Go on a treasure hunt. Thrift stores and antique shops may not carry the latest Prada bag or Blahnik pumps, but they are treasure troves for old jewelry and household items that are easy to turn into new pieces of jewelry. Let your imagination run wild. Keep in mind colors and patterns from your favorite outfits, or look for bold pieces that will pop on a more neutral ensemble. Old jewelry is easy to take apart --- take advantage of unique beads and prices lower than you'll find in any jewelry store.
Wholesale events conserve your beauty budget while upping your fashion IQ. Berkowitz suggests applying for a wholesale license in your area, especially if you hope to make a profit by selling any of your jewelry. Wholesale bead events are often held at convention centers in major metropolitan areas several times a year. Vendors set up seas of tables with the hottest beads on the fashion scenes for lower than low prices.
Classes organize your creativity and make it easy to put together the beads and pendents you've collected so that they truly reflect your fashion sense. Berkowitz suggests checking for classes at local bead shops when you are getting started. Bring your own beads from home, or pay to use some of theirs. Instructors are generally experienced jewelry designers who will give you the knowledge boost you need to burst your way onto the fashion scene with your unique accessories. Once you know what you are doing, it will be easy to build your jewelry from the comfort of your own home.
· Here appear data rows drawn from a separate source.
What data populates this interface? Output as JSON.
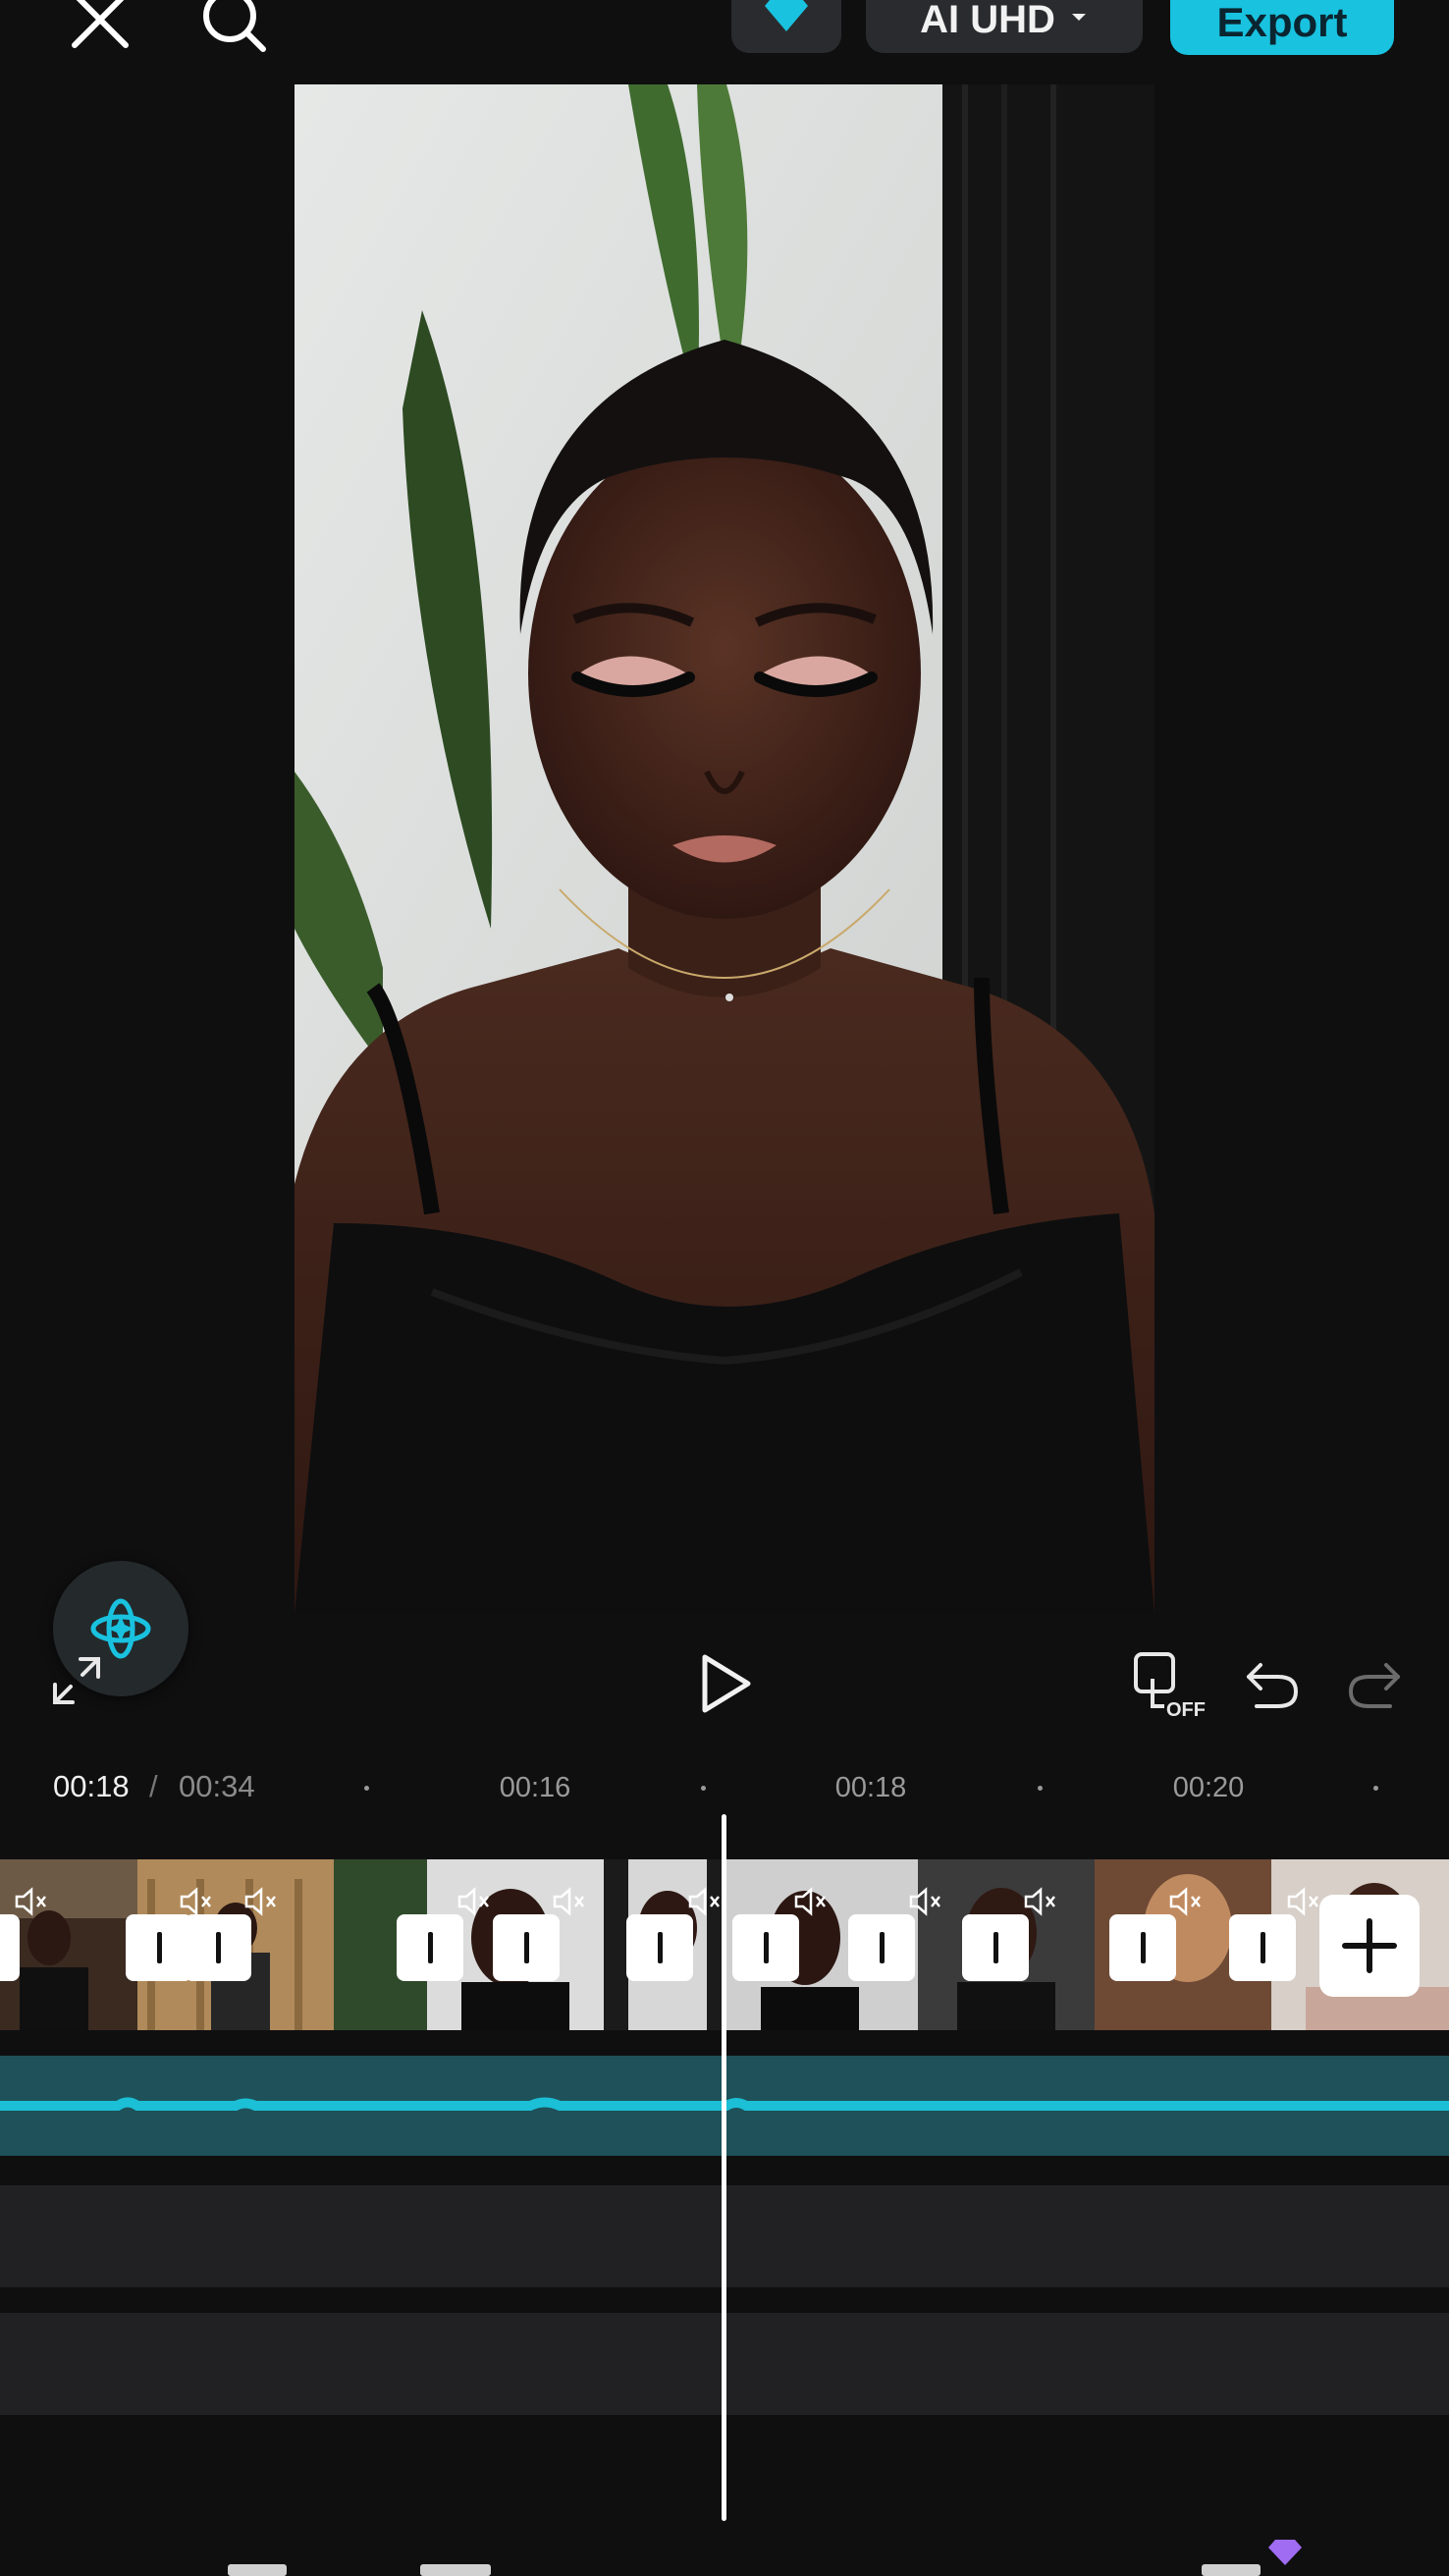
{
  "toolbar": {
    "resolution_label": "AI UHD",
    "export_label": "Export"
  },
  "timeline": {
    "current_time": "00:18",
    "separator": "/",
    "total_time": "00:34",
    "ruler_labels": [
      "00:16",
      "00:18",
      "00:20"
    ]
  },
  "controls": {
    "keyframe_state": "OFF"
  },
  "colors": {
    "accent": "#19c2df",
    "audio_track": "#1e5159",
    "waveform": "#1bbfd6",
    "pro_gem": "#a06cf2"
  },
  "icons": [
    "close-icon",
    "search-icon",
    "diamond-icon",
    "chevron-down-icon",
    "ai-sparkle-icon",
    "fullscreen-icon",
    "play-icon",
    "keyframe-icon",
    "undo-icon",
    "redo-icon",
    "mute-icon",
    "plus-icon"
  ]
}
The Internet is a jewelry diva's best friend, especially when you're stuck on a design in the wee hours of the morning and no bead shops are open. Berkowitz encourages fashion-savvy creators to check out sites like Around the Beading Table that offer beading patterns and tutorials, book suggestions and more.